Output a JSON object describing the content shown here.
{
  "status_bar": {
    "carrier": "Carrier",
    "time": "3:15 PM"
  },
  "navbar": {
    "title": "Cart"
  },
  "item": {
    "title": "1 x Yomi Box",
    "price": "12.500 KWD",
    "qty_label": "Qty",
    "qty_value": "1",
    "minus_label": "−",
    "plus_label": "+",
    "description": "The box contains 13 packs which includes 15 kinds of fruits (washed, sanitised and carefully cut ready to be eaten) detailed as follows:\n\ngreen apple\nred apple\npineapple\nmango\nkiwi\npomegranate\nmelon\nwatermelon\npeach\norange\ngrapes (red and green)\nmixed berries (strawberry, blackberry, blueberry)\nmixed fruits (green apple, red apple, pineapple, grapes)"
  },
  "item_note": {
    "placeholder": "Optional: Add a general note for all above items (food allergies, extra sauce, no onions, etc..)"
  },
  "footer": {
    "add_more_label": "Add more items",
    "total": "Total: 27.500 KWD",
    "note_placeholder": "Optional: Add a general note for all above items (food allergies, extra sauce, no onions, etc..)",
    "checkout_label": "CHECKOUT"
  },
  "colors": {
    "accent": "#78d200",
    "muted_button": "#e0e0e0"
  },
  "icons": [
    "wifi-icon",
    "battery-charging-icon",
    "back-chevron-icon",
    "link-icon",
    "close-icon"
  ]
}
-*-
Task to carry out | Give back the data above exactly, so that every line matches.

Output for this exercise |
Output a JSON object describing the content shown here.
{
  "status_bar": {
    "carrier": "Carrier",
    "time": "3:15 PM"
  },
  "navbar": {
    "title": "Cart"
  },
  "item": {
    "title": "1 x Yomi Box",
    "price": "12.500 KWD",
    "qty_label": "Qty",
    "qty_value": "1",
    "minus_label": "−",
    "plus_label": "+",
    "description": "The box contains 13 packs which includes 15 kinds of fruits (washed, sanitised and carefully cut ready to be eaten) detailed as follows:\n\ngreen apple\nred apple\npineapple\nmango\nkiwi\npomegranate\nmelon\nwatermelon\npeach\norange\ngrapes (red and green)\nmixed berries (strawberry, blackberry, blueberry)\nmixed fruits (green apple, red apple, pineapple, grapes)"
  },
  "item_note": {
    "placeholder": "Optional: Add a general note for all above items (food allergies, extra sauce, no onions, etc..)"
  },
  "footer": {
    "add_more_label": "Add more items",
    "total": "Total: 27.500 KWD",
    "note_placeholder": "Optional: Add a general note for all above items (food allergies, extra sauce, no onions, etc..)",
    "checkout_label": "CHECKOUT"
  },
  "colors": {
    "accent": "#78d200",
    "muted_button": "#e0e0e0"
  },
  "icons": [
    "wifi-icon",
    "battery-charging-icon",
    "back-chevron-icon",
    "link-icon",
    "close-icon"
  ]
}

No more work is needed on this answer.